“That’s my fault. There are no excuses. I know I’m learning this as I go along, and it’s different as a reliever than it is as starter, but you can’t make a mistake like I made tonight and get away with it against a hitter like that.’’
The hitter was Jose Bautista, tops in the majors in home runs. With the Jays ahead, 8-2, with no outs in the sixth, he belted a two-run homer on a 3-and-2 fastball right down the middle of the plate. The blast into the Monster seats was his 48th of the year, setting Toronto’s season record.
“As soon as I threw it, I wished I had that pitch back,’’ Bowden said. “He’s a great home run hitter and you can’t make that pitch to a hitter like that. Sure, it’s a learning experience, but that’s just a poor pitch to make right there.’’
Martinez hit his two homers from the right side, his 16th and 17th, the latter coming in the eighth to cut the deficit to 11-7. But the offense couldn’t override the poor pitching exhibited over the first six innings.
Martinez wasn’t happy about the night’s events — even the two homers.
“It don’t matter, we lost,’’ he said.
When asked if there was any silver lining in the team’s comeback, he said, “Every loss is frustrating. I don’t see anybody enjoying any loss.’’
Truer words were never spoken.
Terry Francona said that having to comeback from a 10-2 deficit was “a tough way to play.’’ But the Sox nearly pulled this off.
Martinez, a free agent after the season, continued to make a case for a multiyear contract by slamming a two-run homer in the first inning. Eleven of his homers have come batting righthanded. Martinez has scalded lefties this season, hitting .404 (55 for 136) after last night.
As has been the case so often in 2010, Lackey couldn’t hold the lead. He’d had a shaky first inning, allowing quick singles to Fred Lewis and Yunel Escobar, but got out unscathed when Bautista popped out and Vernon Wells knocked into a 6-4-3 double play.
Lackey wasn’t so lucky an inning later when Lyle Overbay doubled off the left-field wall, Aaron Hill was hit with a pitch (eventually leaving the game with a right wrist contusion), and Adam Lind stroked a two-run double to right-center to tie the game, 2-2.
By the fifth inning, Lackey was out of control — at least Francona thought so, saying that Lackey had “misfired a couple of times’’ and was high in the strike zone. Lackey said his command was good, although he hit three batters.
He loaded the bases when Escobar singled and stole second, Bautista walked, and Wells was hit with a pitch. Pitching coach John Farrell made a visit, but it didn’t help.
Overbay, who kills Boston pitching, doubled home two runs with a line drive to right. John McDonald, who had replaced Hill, hit a sacrifice fly to left to give the Jays a 5-2 lead.

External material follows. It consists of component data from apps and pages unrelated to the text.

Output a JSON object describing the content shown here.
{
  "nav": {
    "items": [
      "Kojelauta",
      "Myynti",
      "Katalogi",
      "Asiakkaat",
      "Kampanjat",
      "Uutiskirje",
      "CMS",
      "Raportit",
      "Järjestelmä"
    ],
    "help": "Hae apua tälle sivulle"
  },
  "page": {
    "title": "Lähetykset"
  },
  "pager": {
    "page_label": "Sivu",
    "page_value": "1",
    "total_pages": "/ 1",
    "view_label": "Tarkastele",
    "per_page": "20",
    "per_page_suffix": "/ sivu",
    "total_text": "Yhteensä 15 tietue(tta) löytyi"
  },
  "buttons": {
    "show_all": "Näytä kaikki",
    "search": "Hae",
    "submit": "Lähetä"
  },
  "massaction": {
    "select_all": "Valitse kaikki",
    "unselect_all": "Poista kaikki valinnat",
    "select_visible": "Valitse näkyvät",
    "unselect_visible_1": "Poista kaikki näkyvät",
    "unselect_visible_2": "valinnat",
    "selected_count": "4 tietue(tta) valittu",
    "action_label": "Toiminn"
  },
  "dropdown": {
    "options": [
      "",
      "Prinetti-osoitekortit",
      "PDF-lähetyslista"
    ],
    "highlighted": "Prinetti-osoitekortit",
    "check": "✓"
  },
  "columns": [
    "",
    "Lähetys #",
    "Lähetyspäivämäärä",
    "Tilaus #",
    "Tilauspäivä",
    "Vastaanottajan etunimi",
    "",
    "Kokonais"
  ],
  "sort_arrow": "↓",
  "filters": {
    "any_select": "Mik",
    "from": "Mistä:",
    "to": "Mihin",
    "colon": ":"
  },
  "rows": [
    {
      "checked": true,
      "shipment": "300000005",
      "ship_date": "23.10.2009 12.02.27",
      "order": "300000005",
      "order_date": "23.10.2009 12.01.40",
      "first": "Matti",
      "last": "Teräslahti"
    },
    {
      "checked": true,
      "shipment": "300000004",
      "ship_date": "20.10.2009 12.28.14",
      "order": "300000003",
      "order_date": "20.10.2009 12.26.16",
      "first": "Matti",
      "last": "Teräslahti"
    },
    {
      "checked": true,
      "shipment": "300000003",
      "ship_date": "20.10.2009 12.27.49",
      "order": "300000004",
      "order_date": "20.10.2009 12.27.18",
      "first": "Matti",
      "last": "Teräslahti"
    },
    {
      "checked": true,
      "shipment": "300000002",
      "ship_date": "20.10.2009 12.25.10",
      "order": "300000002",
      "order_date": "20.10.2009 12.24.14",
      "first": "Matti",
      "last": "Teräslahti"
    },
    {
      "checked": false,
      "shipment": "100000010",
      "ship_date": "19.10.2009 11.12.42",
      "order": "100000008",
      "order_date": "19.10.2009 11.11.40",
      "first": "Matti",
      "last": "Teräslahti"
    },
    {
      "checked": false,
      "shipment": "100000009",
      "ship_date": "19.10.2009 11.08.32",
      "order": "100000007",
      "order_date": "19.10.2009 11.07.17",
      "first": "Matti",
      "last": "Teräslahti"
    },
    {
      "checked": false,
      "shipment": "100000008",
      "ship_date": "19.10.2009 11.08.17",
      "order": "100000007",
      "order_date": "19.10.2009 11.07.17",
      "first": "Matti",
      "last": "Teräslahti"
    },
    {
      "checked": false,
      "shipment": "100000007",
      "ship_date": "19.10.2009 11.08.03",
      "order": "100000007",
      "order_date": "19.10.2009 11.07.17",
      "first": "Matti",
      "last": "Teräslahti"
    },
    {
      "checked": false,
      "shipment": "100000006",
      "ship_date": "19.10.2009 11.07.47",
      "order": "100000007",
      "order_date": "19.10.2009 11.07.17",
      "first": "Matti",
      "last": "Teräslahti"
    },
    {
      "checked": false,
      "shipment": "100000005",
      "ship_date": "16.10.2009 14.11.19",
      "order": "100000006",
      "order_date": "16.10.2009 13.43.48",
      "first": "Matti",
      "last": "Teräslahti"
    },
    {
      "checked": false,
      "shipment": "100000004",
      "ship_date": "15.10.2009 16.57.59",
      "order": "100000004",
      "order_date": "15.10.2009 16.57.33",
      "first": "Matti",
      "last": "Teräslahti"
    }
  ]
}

After Lind doubled down the right-field line, with the ball getting past Darnell McDonald for an error, Francona brought out the hook. Lackey left to a roar of boos.
Lackey has been especially horrible vs. the Jays, allowing 22 earned runs in 23 innings (8.60 ERA).
Then came Bowden, who started off by allowing a run-producing single to John Buck before getting a double-play grounder.
“If we can stop the bleeding right there this would have been really exciting,’’ said Francona. “Wake [Tim Wakefield, who threw 2 1/3 scoreless innings] did a great job, but we let them add on.’’
At least the Sox didn’t roll over and say good night. They rallied for three runs in the sixth against Cecil.
Marco Scutaro and Darnell McDonald set the stage with a single and double, and Martinez brought in the first run with a ground out to short. Adrian Beltre followed with a double that skimmed the wall in left-center, and after Ortiz fouled out, Mike Lowell singled up the middle to make it 10-5.
The Sox kept belting away, going through one Toronto reliever after another.
Time ran out, however. Too much damage to overcome.